------ PROVIDED MATERIAL ------
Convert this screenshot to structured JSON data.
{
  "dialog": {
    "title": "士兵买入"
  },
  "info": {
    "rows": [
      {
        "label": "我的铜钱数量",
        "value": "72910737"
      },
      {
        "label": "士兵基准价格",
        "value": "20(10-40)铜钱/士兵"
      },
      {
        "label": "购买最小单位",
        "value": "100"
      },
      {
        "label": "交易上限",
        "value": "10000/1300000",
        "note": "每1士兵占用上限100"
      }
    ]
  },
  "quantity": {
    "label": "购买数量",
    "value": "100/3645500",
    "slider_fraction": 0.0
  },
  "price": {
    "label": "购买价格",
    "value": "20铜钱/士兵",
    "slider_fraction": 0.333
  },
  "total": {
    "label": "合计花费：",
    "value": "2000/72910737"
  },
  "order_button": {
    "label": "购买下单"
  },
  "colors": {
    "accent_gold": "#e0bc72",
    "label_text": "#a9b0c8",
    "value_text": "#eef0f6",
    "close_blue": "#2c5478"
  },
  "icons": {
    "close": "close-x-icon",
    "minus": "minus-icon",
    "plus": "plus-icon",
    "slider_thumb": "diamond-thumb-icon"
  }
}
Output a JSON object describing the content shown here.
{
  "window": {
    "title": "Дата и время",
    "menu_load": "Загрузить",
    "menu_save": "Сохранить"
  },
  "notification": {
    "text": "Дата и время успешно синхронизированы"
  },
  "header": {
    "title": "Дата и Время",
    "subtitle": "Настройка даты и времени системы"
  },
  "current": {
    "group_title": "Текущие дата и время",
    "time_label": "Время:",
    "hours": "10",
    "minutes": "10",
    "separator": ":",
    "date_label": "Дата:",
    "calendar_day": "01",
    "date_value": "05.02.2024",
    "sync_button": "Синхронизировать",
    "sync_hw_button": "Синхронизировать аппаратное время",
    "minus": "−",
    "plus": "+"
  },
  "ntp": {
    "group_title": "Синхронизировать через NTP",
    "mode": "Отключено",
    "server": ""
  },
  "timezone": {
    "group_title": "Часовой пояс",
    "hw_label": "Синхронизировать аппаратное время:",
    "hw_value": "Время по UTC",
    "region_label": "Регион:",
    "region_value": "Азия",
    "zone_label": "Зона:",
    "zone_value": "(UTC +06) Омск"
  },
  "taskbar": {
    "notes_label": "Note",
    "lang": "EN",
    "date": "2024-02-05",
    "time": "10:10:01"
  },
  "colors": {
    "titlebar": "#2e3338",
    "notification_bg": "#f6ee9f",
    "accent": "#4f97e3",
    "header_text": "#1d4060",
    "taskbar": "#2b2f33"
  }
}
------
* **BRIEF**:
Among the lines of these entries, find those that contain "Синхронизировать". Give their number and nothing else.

* **OUTPUT OF THE EXERCISE**:
4